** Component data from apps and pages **
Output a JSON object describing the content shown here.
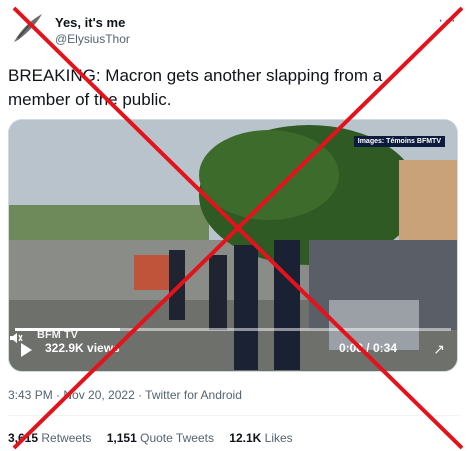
{
  "tweet": {
    "display_name": "Yes, it's me",
    "handle": "@ElysiusThor",
    "more_icon": "more-icon",
    "text": "BREAKING: Macron gets another slapping from a member of the public.",
    "media": {
      "credit": "Images: Témoins BFMTV",
      "watermark": "BFM TV",
      "views": "322.9K views",
      "time": "0:08 / 0:34",
      "progress": 0.24,
      "icons": [
        "play-icon",
        "volume-icon",
        "fullscreen-icon"
      ]
    },
    "timestamp": "3:43 PM · Nov 20, 2022 · Twitter for Android",
    "stats": [
      {
        "count": "3,615",
        "label": "Retweets"
      },
      {
        "count": "1,151",
        "label": "Quote Tweets"
      },
      {
        "count": "12.1K",
        "label": "Likes"
      }
    ]
  },
  "overlay": {
    "type": "fact-check-cross",
    "color": "#e3121b"
  }
}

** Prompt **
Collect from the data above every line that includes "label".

** Task answer **
        "label": "Retweets"
        "label": "Quote Tweets"
        "label": "Likes"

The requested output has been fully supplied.